I have been in the auto compliance business for 17 years. Over the years, I have seen how the car business has evolved, but one thing remains constant: the importance of compliance. Dealers have an overwhelming responsibility to en sure they have policies and procedures i n place for red flags, OFAC, Safeguards, fair- lending policies, desking policies, and the list goes on and on. Along with the policies come the mounds of paperwork required in each deal.
Because of all the areas of compliance and the paperwork that goes along with it, I strongly recommend that all of our clients use a compliance checklist. The checklist is a valuable tool because it identifies potential issues within a deal and demonstrates that your dealership is committed to transparency and vigilance around compliance.
There are several key areas a dealership should include on its compliance checklist. Here are some examples:
Credit Application – A dealer wants to ensure that source credit application and the submitted credit application are consistent when comparing the five key credit determinants: time on job, time at residence, occupation, income, and housing expense. If there are any alterations, the customer must acknowledge the change with initials. Finally, the credit applications must be signed by all parties.
Identity Confirmation – All parties on the deal must provide a valid U.S. or state issued ID, and the dealer must retain a legible copy of the ID. The dealer must follow their red flags and OFAC policies, and if he or she comes across a discrepancy, alert or OFAC hit, take the proper steps to clear it. It is very important to document steps taken to clear the objection and retain documentation.
Finally, if you have a third-party privy to the deal, run an OFAC on the third-party participant.
The next area of concentration is the Paper Trail. The paper trail can be broken down into four subcategories: sales worksheets, F&I menu, contracts, and F&I forms. A consistent paper trail in a standard transaction will be the dealership’s defense against claims of deceptive practices.
Sales Worksheets – The deal should include a first-pencil desking worksheet, and that first payment quote must follow the desking policy set forth in the dealership. If the dealer deviated from their policy, the reason for deviating should be documented. The final desking worksheet should be signed and retained in the file.
F&I Menu – A menu that discloses the base terms and includes all the products offered, as well as an accept/ decline, must be signed and included in every deal.
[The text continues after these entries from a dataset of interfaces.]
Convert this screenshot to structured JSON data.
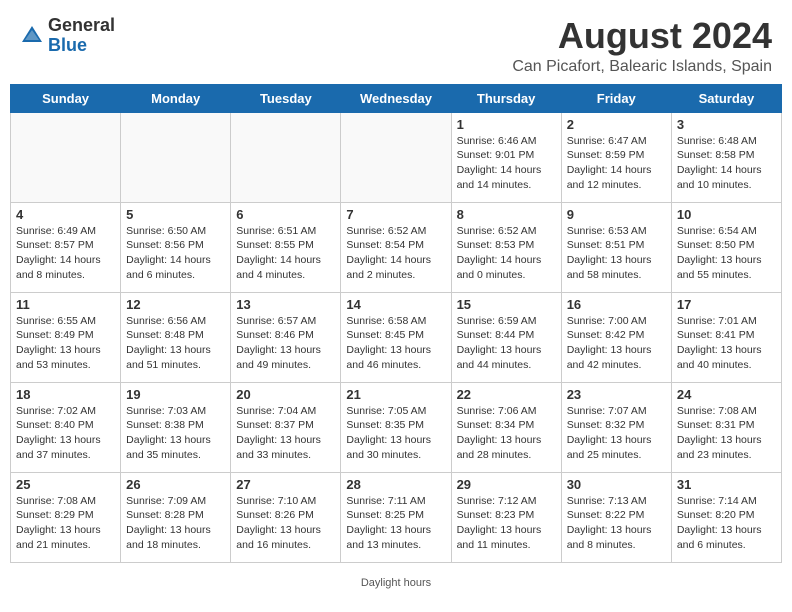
{
  "logo": {
    "general": "General",
    "blue": "Blue"
  },
  "title": "August 2024",
  "location": "Can Picafort, Balearic Islands, Spain",
  "headers": [
    "Sunday",
    "Monday",
    "Tuesday",
    "Wednesday",
    "Thursday",
    "Friday",
    "Saturday"
  ],
  "weeks": [
    [
      {
        "day": "",
        "info": ""
      },
      {
        "day": "",
        "info": ""
      },
      {
        "day": "",
        "info": ""
      },
      {
        "day": "",
        "info": ""
      },
      {
        "day": "1",
        "info": "Sunrise: 6:46 AM\nSunset: 9:01 PM\nDaylight: 14 hours\nand 14 minutes."
      },
      {
        "day": "2",
        "info": "Sunrise: 6:47 AM\nSunset: 8:59 PM\nDaylight: 14 hours\nand 12 minutes."
      },
      {
        "day": "3",
        "info": "Sunrise: 6:48 AM\nSunset: 8:58 PM\nDaylight: 14 hours\nand 10 minutes."
      }
    ],
    [
      {
        "day": "4",
        "info": "Sunrise: 6:49 AM\nSunset: 8:57 PM\nDaylight: 14 hours\nand 8 minutes."
      },
      {
        "day": "5",
        "info": "Sunrise: 6:50 AM\nSunset: 8:56 PM\nDaylight: 14 hours\nand 6 minutes."
      },
      {
        "day": "6",
        "info": "Sunrise: 6:51 AM\nSunset: 8:55 PM\nDaylight: 14 hours\nand 4 minutes."
      },
      {
        "day": "7",
        "info": "Sunrise: 6:52 AM\nSunset: 8:54 PM\nDaylight: 14 hours\nand 2 minutes."
      },
      {
        "day": "8",
        "info": "Sunrise: 6:52 AM\nSunset: 8:53 PM\nDaylight: 14 hours\nand 0 minutes."
      },
      {
        "day": "9",
        "info": "Sunrise: 6:53 AM\nSunset: 8:51 PM\nDaylight: 13 hours\nand 58 minutes."
      },
      {
        "day": "10",
        "info": "Sunrise: 6:54 AM\nSunset: 8:50 PM\nDaylight: 13 hours\nand 55 minutes."
      }
    ],
    [
      {
        "day": "11",
        "info": "Sunrise: 6:55 AM\nSunset: 8:49 PM\nDaylight: 13 hours\nand 53 minutes."
      },
      {
        "day": "12",
        "info": "Sunrise: 6:56 AM\nSunset: 8:48 PM\nDaylight: 13 hours\nand 51 minutes."
      },
      {
        "day": "13",
        "info": "Sunrise: 6:57 AM\nSunset: 8:46 PM\nDaylight: 13 hours\nand 49 minutes."
      },
      {
        "day": "14",
        "info": "Sunrise: 6:58 AM\nSunset: 8:45 PM\nDaylight: 13 hours\nand 46 minutes."
      },
      {
        "day": "15",
        "info": "Sunrise: 6:59 AM\nSunset: 8:44 PM\nDaylight: 13 hours\nand 44 minutes."
      },
      {
        "day": "16",
        "info": "Sunrise: 7:00 AM\nSunset: 8:42 PM\nDaylight: 13 hours\nand 42 minutes."
      },
      {
        "day": "17",
        "info": "Sunrise: 7:01 AM\nSunset: 8:41 PM\nDaylight: 13 hours\nand 40 minutes."
      }
    ],
    [
      {
        "day": "18",
        "info": "Sunrise: 7:02 AM\nSunset: 8:40 PM\nDaylight: 13 hours\nand 37 minutes."
      },
      {
        "day": "19",
        "info": "Sunrise: 7:03 AM\nSunset: 8:38 PM\nDaylight: 13 hours\nand 35 minutes."
      },
      {
        "day": "20",
        "info": "Sunrise: 7:04 AM\nSunset: 8:37 PM\nDaylight: 13 hours\nand 33 minutes."
      },
      {
        "day": "21",
        "info": "Sunrise: 7:05 AM\nSunset: 8:35 PM\nDaylight: 13 hours\nand 30 minutes."
      },
      {
        "day": "22",
        "info": "Sunrise: 7:06 AM\nSunset: 8:34 PM\nDaylight: 13 hours\nand 28 minutes."
      },
      {
        "day": "23",
        "info": "Sunrise: 7:07 AM\nSunset: 8:32 PM\nDaylight: 13 hours\nand 25 minutes."
      },
      {
        "day": "24",
        "info": "Sunrise: 7:08 AM\nSunset: 8:31 PM\nDaylight: 13 hours\nand 23 minutes."
      }
    ],
    [
      {
        "day": "25",
        "info": "Sunrise: 7:08 AM\nSunset: 8:29 PM\nDaylight: 13 hours\nand 21 minutes."
      },
      {
        "day": "26",
        "info": "Sunrise: 7:09 AM\nSunset: 8:28 PM\nDaylight: 13 hours\nand 18 minutes."
      },
      {
        "day": "27",
        "info": "Sunrise: 7:10 AM\nSunset: 8:26 PM\nDaylight: 13 hours\nand 16 minutes."
      },
      {
        "day": "28",
        "info": "Sunrise: 7:11 AM\nSunset: 8:25 PM\nDaylight: 13 hours\nand 13 minutes."
      },
      {
        "day": "29",
        "info": "Sunrise: 7:12 AM\nSunset: 8:23 PM\nDaylight: 13 hours\nand 11 minutes."
      },
      {
        "day": "30",
        "info": "Sunrise: 7:13 AM\nSunset: 8:22 PM\nDaylight: 13 hours\nand 8 minutes."
      },
      {
        "day": "31",
        "info": "Sunrise: 7:14 AM\nSunset: 8:20 PM\nDaylight: 13 hours\nand 6 minutes."
      }
    ]
  ],
  "footer": "Daylight hours"
}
The final terms on the accept/ decline should match the terms on the RISC/lease agreement.
Contracts – Contracts include the final buyers order, lease order, RISC and lease agreement. The amount due must match the amount financed on the contract. As always, the documents are to be completed and signed by the customer and the dealer.
F&I Forms – Voluntary Protection Product enrollment forms fall into this category. The dealer must verify all products were sold in compliance with the dealership’s pricing guidelines. The product price must be disclosed on the enrollment form, and the forms must be signed by all parties. When disclosing the products on the contract, the product vendor and price should be consistent with the enrollment forms.
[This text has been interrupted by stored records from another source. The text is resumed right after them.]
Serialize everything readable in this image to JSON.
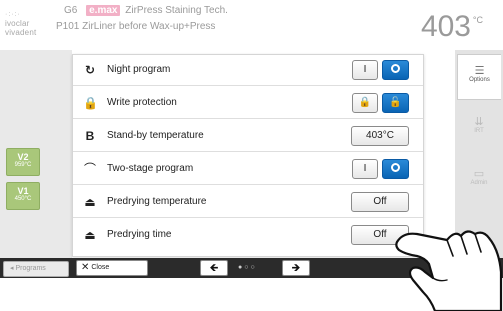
{
  "header": {
    "logo_line1": "ivoclar",
    "logo_line2": "vivadent",
    "device_code": "G6",
    "material_badge": "e.max",
    "program_name": "ZirPress Staining Tech.",
    "program_number": "P101",
    "program_desc": "ZirLiner before Wax-up+Press",
    "temperature": "403",
    "temperature_unit": "°C"
  },
  "background": {
    "hint_number": "2",
    "stages": [
      {
        "name": "V2",
        "temp": "959°C"
      },
      {
        "name": "V1",
        "temp": "450°C"
      }
    ]
  },
  "right_tabs": [
    {
      "label": "Options",
      "icon": "options-icon"
    },
    {
      "label": "IRT",
      "icon": "irt-icon"
    },
    {
      "label": "Admin",
      "icon": "admin-icon"
    }
  ],
  "options": [
    {
      "label": "Night program",
      "icon": "night-program-icon",
      "control": "toggle",
      "off_label": "I",
      "on_label": "O",
      "selected": "O"
    },
    {
      "label": "Write protection",
      "icon": "lock-icon",
      "control": "lock",
      "locked_glyph": "🔒",
      "unlocked_glyph": "🔓",
      "selected": "unlocked"
    },
    {
      "label": "Stand-by temperature",
      "icon": "standby-icon",
      "control": "value",
      "value": "403°C"
    },
    {
      "label": "Two-stage program",
      "icon": "two-stage-icon",
      "control": "toggle",
      "off_label": "I",
      "on_label": "O",
      "selected": "O"
    },
    {
      "label": "Predrying temperature",
      "icon": "predrying-icon",
      "control": "value",
      "value": "Off"
    },
    {
      "label": "Predrying time",
      "icon": "predrying-icon",
      "control": "value",
      "value": "Off"
    }
  ],
  "bottom_bar": {
    "programs_label": "Programs",
    "close_label": "Close",
    "prev_glyph": "🡸",
    "next_glyph": "🡺",
    "pager": "●○○"
  },
  "colors": {
    "accent_blue": "#0a64b4",
    "stage_green": "#a9c77a",
    "badge_pink": "#f2b0c6",
    "bottom_bar": "#2b2b2b"
  }
}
Money Down – The dealer should retain a copy of the receipt, and verify that the amount down matches what is disclosed on the buyers order, RISC/lease agreement. In addition, if an 8300 was applicable, ensure it was filed.
A dealer may also include an “Other Compliance Documents” section in the checklist. Documentation under this section would include additional forms required to be presented and, in some cases, signed by the customer. Just to name a few: used-car buyers guide, privacy notice, credit score disclosure, Carfax.
Let me offer one last piece of advice when adopting a compliance checklist: Require that the list be completed and signed by two dealership personnel, the F&I manager who completed the deal, and accounting personnel who reviewed the deal. It is holding the F&I manager accountable for appropriately completing the deal, and the accounting personnel is assisting with the compliance deal-control initiatives.
Penelope Bell is an associate at Automotive Compliance Education.
Originally posted on F&I and Showroom